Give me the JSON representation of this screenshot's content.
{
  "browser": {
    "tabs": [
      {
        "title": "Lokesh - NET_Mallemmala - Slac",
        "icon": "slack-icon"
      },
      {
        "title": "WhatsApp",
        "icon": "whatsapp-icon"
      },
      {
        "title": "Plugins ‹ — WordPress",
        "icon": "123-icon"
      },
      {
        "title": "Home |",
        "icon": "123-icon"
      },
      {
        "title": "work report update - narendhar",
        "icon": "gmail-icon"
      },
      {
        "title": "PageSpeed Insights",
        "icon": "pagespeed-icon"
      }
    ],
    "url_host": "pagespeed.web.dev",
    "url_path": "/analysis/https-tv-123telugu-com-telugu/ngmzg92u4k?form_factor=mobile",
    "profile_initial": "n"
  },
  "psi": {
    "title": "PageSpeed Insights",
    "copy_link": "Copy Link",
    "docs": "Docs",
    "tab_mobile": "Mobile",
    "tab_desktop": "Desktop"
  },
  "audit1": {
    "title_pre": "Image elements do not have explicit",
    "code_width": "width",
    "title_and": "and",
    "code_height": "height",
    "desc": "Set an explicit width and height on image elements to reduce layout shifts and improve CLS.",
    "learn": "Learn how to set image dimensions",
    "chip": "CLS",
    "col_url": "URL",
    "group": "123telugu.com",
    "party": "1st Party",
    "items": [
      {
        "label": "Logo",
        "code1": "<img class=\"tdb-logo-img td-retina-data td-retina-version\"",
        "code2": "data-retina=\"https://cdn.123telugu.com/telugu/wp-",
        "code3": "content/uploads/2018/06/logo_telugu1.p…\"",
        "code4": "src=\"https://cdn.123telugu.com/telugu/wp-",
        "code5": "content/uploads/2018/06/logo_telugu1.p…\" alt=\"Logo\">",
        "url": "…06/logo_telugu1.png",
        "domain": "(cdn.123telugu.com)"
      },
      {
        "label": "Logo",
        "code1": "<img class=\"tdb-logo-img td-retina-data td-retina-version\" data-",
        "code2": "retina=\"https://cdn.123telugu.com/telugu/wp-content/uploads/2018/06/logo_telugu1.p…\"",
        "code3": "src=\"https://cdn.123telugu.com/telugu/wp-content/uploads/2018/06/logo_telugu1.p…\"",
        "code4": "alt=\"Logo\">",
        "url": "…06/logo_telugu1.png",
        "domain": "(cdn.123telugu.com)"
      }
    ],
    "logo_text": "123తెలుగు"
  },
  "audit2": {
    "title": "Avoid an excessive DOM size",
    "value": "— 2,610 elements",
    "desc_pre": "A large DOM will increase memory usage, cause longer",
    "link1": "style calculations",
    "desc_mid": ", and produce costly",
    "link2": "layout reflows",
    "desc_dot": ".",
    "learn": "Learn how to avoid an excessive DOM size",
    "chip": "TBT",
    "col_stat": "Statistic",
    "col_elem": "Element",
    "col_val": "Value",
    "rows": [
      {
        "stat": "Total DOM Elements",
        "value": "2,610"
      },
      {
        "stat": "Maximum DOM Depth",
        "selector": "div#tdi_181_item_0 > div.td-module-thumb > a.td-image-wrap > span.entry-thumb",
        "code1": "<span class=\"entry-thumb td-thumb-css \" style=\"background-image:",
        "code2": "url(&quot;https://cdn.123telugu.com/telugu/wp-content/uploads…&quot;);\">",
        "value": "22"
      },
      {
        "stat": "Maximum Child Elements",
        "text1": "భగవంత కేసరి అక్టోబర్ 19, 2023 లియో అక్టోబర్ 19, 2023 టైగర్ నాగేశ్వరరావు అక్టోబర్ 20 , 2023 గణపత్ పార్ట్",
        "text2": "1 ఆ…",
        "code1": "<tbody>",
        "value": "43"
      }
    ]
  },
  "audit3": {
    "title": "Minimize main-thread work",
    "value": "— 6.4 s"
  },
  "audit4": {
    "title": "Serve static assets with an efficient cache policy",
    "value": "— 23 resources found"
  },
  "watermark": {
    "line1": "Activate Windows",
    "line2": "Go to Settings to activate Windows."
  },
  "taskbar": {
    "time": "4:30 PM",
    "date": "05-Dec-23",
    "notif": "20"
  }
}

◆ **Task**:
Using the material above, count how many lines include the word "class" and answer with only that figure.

◆ **Output for this exercise**:
3